Judges are going to listen to the same violin concerto or solo over and over again, which means (assuming you're technically adept) your ability to connect physically and emotionally with the piece will shine through rote note-by-note accuracy.

Learn everything you can about the piece

Don't stop with the title and composer. Sometimes, judges or audition members will throw in questions or queries you wouldn't have expected. The more you learn about the piece, it's history, its inspiration, etc., the better prepared you'll be. Even if you aren't asked a single thing, this knowledge will foster a deeper connection to the piece, which enhances your expression.


  • How to pronounce the title and the composer's name
  • When the composer lived, the musical era it was and the year the piece was composed
  • When it was first performed
  • The culture/politics of the time
  • Was there a specific person, muse or commissioner behind the composition?

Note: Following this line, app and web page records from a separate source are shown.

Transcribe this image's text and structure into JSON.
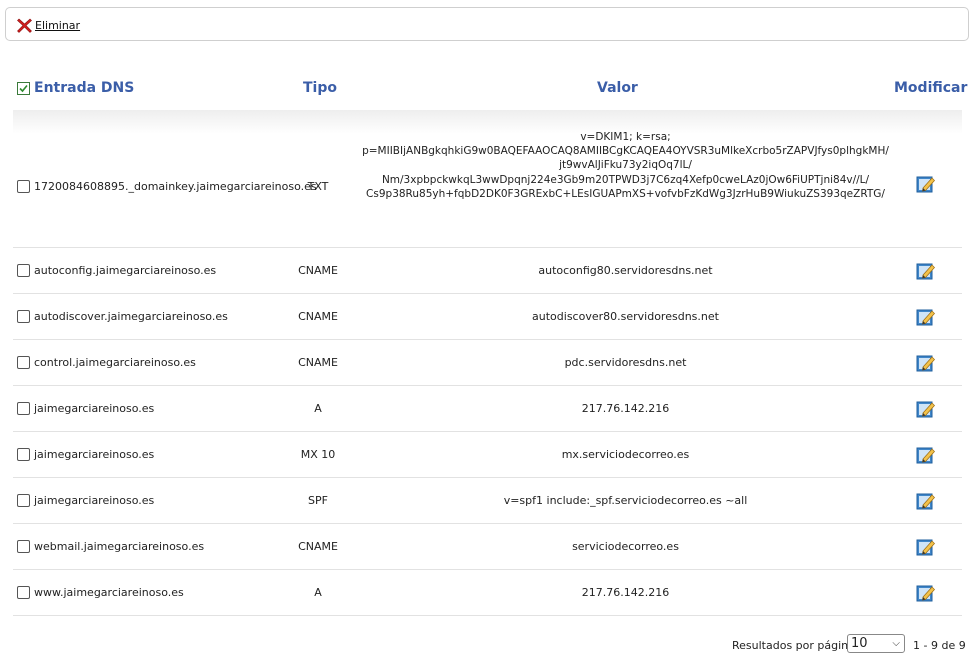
{
  "toolbar": {
    "delete_label": "Eliminar"
  },
  "table": {
    "headers": {
      "entrada": "Entrada DNS",
      "tipo": "Tipo",
      "valor": "Valor",
      "modificar": "Modificar"
    },
    "rows": [
      {
        "name": "1720084608895._domainkey.jaimegarciareinoso.es",
        "type": "TXT",
        "value": "v=DKIM1; k=rsa;\np=MIIBIjANBgkqhkiG9w0BAQEFAAOCAQ8AMIIBCgKCAQEA4OYVSR3uMlkeXcrbo5rZAPVJfys0plhgkMH/\njt9wvAlJiFku73y2iqOq7lL/\nNm/3xpbpckwkqL3wwDpqnj224e3Gb9m20TPWD3j7C6zq4Xefp0cweLAz0jOw6FiUPTjni84v//L/\nCs9p38Ru85yh+fqbD2DK0F3GRExbC+LEsIGUAPmXS+vofvbFzKdWg3JzrHuB9WiukuZS393qeZRTG/"
      },
      {
        "name": "autoconfig.jaimegarciareinoso.es",
        "type": "CNAME",
        "value": "autoconfig80.servidoresdns.net"
      },
      {
        "name": "autodiscover.jaimegarciareinoso.es",
        "type": "CNAME",
        "value": "autodiscover80.servidoresdns.net"
      },
      {
        "name": "control.jaimegarciareinoso.es",
        "type": "CNAME",
        "value": "pdc.servidoresdns.net"
      },
      {
        "name": "jaimegarciareinoso.es",
        "type": "A",
        "value": "217.76.142.216"
      },
      {
        "name": "jaimegarciareinoso.es",
        "type": "MX 10",
        "value": "mx.serviciodecorreo.es"
      },
      {
        "name": "jaimegarciareinoso.es",
        "type": "SPF",
        "value": "v=spf1 include:_spf.serviciodecorreo.es ~all"
      },
      {
        "name": "webmail.jaimegarciareinoso.es",
        "type": "CNAME",
        "value": "serviciodecorreo.es"
      },
      {
        "name": "www.jaimegarciareinoso.es",
        "type": "A",
        "value": "217.76.142.216"
      }
    ]
  },
  "footer": {
    "results_label": "Resultados por página",
    "per_page": "10",
    "range": "1 - 9 de 9"
  },
  "icons": {
    "delete": "red-x-icon",
    "edit": "edit-pencil-icon",
    "select_all": "checked-checkbox-icon"
  }
}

The deeper your knowledge, the more you'll impress a judge or board member should s/he ask.

Choose a piece you love and that expresses your style

Fortunately, music schools are becoming increasingly liberal in their willingness to appreciate and support more modern or atypical violin pieces. This may give you more freedom of choice for your personal audition piece.

Of course, it's always best to learn a bit about the culture and/or preferences of the group your auditioning for to determine whether your first-choice piece is something they'll appreciate. If you're auditioning for a symphony that is known for performing pop pieces, for example, you'll have a greater range of freedom here than with one that is staunchly classical in its culture.

As a more intermediate violin student, it may be difficult to find a modern or non-standard classical piece that is acceptable for the audition and that demonstrates your proficiency. Again, your violin teacher will be your greatest ally in selecting a violin composition that reflects you and is worthy of the audition forum.

This piece will be the ideal merger of the musicality mentioned above, along with your own personal flavor and musical attributes.

Verify the scales, etudes, etc., required –never neglect technical basics

Beginning to intermediate-level musicians often make the mistake of becoming so focused on their audition piece(s) they neglect the technical basics during rehearsals. Almost all auditions require violinists to demonstrate scale proficiency - ranging from "all the major scales," to a select, specific few, and may also include etudes or arpeggios.

Some auditions may require you to show and speak about bowing and/or related violin techniques, so including these aspects into audition practices will pay off when you're nervous.

Read every single line of the information provided about your audition so you're completely prepared and have practiced every item on their list. Nerves can do funny things to even the most talented musicians, so the more prepared you are for every potential scenario - the better.

Wardrobe "compositions" matter, too!

Finally, never forget that, while the sounds and compositions that emanate from your violin are the top priority, appearance matters too. Dress and groom with respect for the auditioners to enhance the overall impression you make at any audition your musical career presents.


Violin being played